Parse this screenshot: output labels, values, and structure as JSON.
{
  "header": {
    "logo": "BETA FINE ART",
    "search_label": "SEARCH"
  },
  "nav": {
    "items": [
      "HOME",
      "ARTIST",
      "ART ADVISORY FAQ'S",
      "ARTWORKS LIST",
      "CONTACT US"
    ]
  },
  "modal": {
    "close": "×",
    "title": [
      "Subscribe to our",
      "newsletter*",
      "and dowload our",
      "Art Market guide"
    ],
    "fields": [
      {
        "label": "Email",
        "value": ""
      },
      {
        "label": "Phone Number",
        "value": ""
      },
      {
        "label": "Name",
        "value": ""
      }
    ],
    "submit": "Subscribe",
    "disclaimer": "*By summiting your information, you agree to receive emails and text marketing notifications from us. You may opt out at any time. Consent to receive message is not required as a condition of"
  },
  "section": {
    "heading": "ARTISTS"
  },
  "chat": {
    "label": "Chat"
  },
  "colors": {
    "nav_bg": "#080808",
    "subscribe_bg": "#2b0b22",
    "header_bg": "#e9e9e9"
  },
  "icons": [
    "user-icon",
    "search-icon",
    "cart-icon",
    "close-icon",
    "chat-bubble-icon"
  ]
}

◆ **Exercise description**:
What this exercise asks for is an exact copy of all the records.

◆ **Solution to this task**:
Parse this screenshot: output labels, values, and structure as JSON.
{
  "header": {
    "logo": "BETA FINE ART",
    "search_label": "SEARCH"
  },
  "nav": {
    "items": [
      "HOME",
      "ARTIST",
      "ART ADVISORY FAQ'S",
      "ARTWORKS LIST",
      "CONTACT US"
    ]
  },
  "modal": {
    "close": "×",
    "title": [
      "Subscribe to our",
      "newsletter*",
      "and dowload our",
      "Art Market guide"
    ],
    "fields": [
      {
        "label": "Email",
        "value": ""
      },
      {
        "label": "Phone Number",
        "value": ""
      },
      {
        "label": "Name",
        "value": ""
      }
    ],
    "submit": "Subscribe",
    "disclaimer": "*By summiting your information, you agree to receive emails and text marketing notifications from us. You may opt out at any time. Consent to receive message is not required as a condition of"
  },
  "section": {
    "heading": "ARTISTS"
  },
  "chat": {
    "label": "Chat"
  },
  "colors": {
    "nav_bg": "#080808",
    "subscribe_bg": "#2b0b22",
    "header_bg": "#e9e9e9"
  },
  "icons": [
    "user-icon",
    "search-icon",
    "cart-icon",
    "close-icon",
    "chat-bubble-icon"
  ]
}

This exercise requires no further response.